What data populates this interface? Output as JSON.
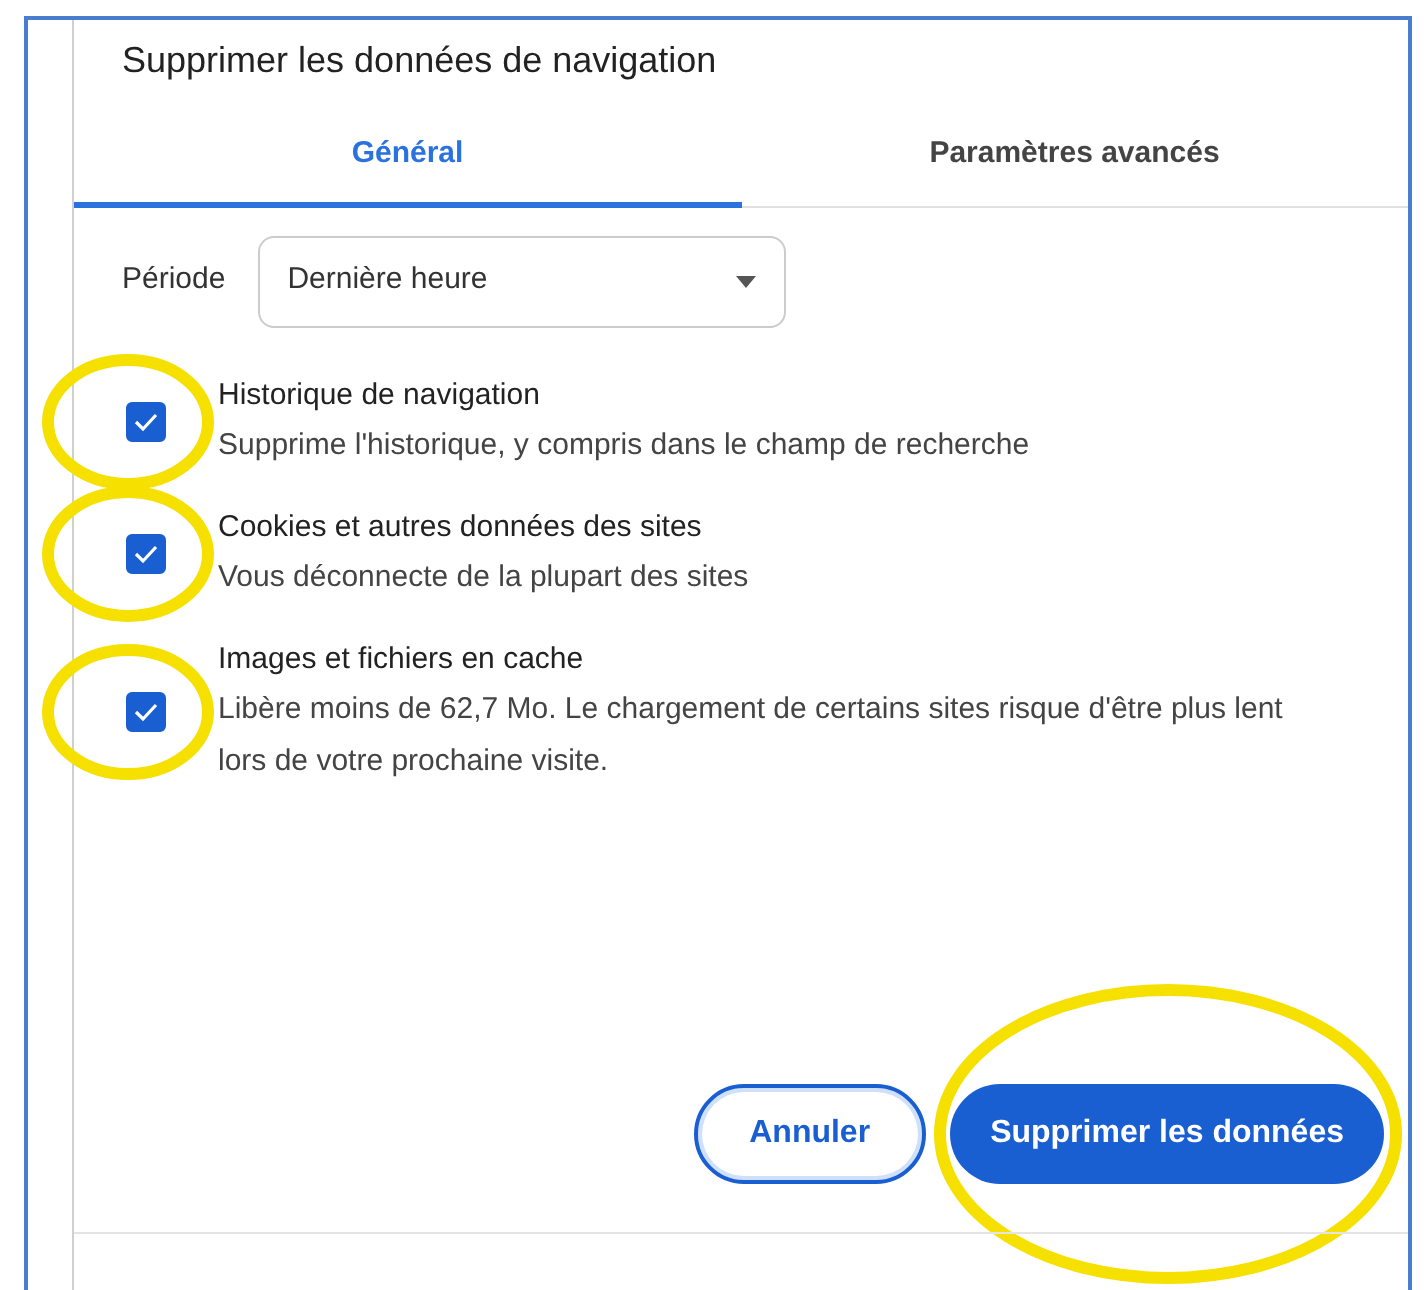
{
  "dialog": {
    "title": "Supprimer les données de navigation"
  },
  "tabs": [
    {
      "label": "Général",
      "selected": true
    },
    {
      "label": "Paramètres avancés",
      "selected": false
    }
  ],
  "period": {
    "label": "Période",
    "value": "Dernière heure"
  },
  "options": [
    {
      "title": "Historique de navigation",
      "description": "Supprime l'historique, y compris dans le champ de recherche",
      "checked": true,
      "highlighted": true
    },
    {
      "title": "Cookies et autres données des sites",
      "description": "Vous déconnecte de la plupart des sites",
      "checked": true,
      "highlighted": true
    },
    {
      "title": "Images et fichiers en cache",
      "description": "Libère moins de 62,7 Mo. Le chargement de certains sites risque d'être plus lent lors de votre prochaine visite.",
      "checked": true,
      "highlighted": true
    }
  ],
  "buttons": [
    {
      "label": "Annuler",
      "kind": "secondary",
      "highlighted": false
    },
    {
      "label": "Supprimer les données",
      "kind": "primary",
      "highlighted": true
    }
  ]
}
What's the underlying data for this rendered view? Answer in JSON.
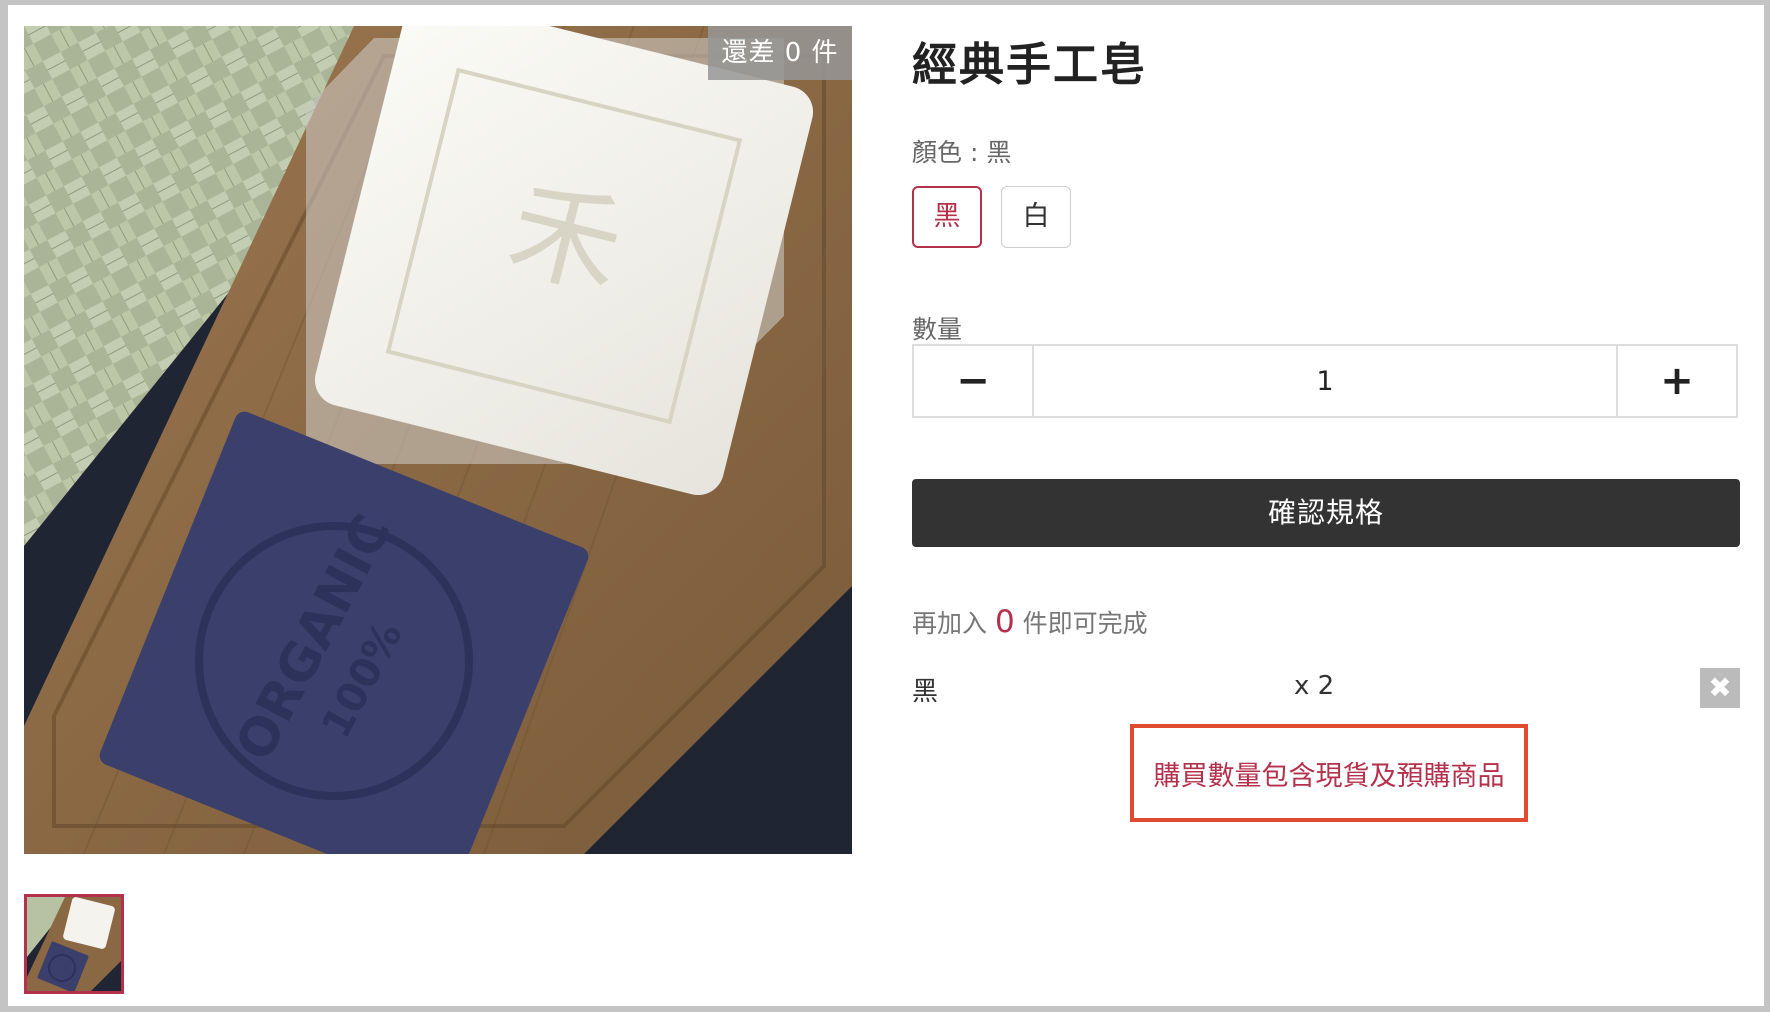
{
  "product": {
    "title": "經典手工皂",
    "remaining_badge": "還差 0 件"
  },
  "color": {
    "label": "顏色 : 黑",
    "options": [
      {
        "label": "黑",
        "selected": true
      },
      {
        "label": "白",
        "selected": false
      }
    ]
  },
  "quantity": {
    "label": "數量",
    "minus": "−",
    "value": "1",
    "plus": "+"
  },
  "confirm_button": "確認規格",
  "progress": {
    "prefix": "再加入 ",
    "count": "0",
    "suffix": " 件即可完成"
  },
  "selected_items": [
    {
      "name": "黑",
      "qty": "x 2"
    }
  ],
  "remove_icon": "✖",
  "notice": "購買數量包含現貨及預購商品",
  "colors": {
    "accent": "#b5304b",
    "notice_border": "#e14c31",
    "button_dark": "#333333"
  }
}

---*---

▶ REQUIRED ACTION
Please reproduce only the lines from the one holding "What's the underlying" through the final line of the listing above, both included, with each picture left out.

▶ THE COMPLETED TASK
What's the underlying data for this rendered view? Answer in JSON.
{
  "product": {
    "title": "經典手工皂",
    "remaining_badge": "還差 0 件"
  },
  "color": {
    "label": "顏色 : 黑",
    "options": [
      {
        "label": "黑",
        "selected": true
      },
      {
        "label": "白",
        "selected": false
      }
    ]
  },
  "quantity": {
    "label": "數量",
    "minus": "−",
    "value": "1",
    "plus": "+"
  },
  "confirm_button": "確認規格",
  "progress": {
    "prefix": "再加入 ",
    "count": "0",
    "suffix": " 件即可完成"
  },
  "selected_items": [
    {
      "name": "黑",
      "qty": "x 2"
    }
  ],
  "remove_icon": "✖",
  "notice": "購買數量包含現貨及預購商品",
  "colors": {
    "accent": "#b5304b",
    "notice_border": "#e14c31",
    "button_dark": "#333333"
  }
}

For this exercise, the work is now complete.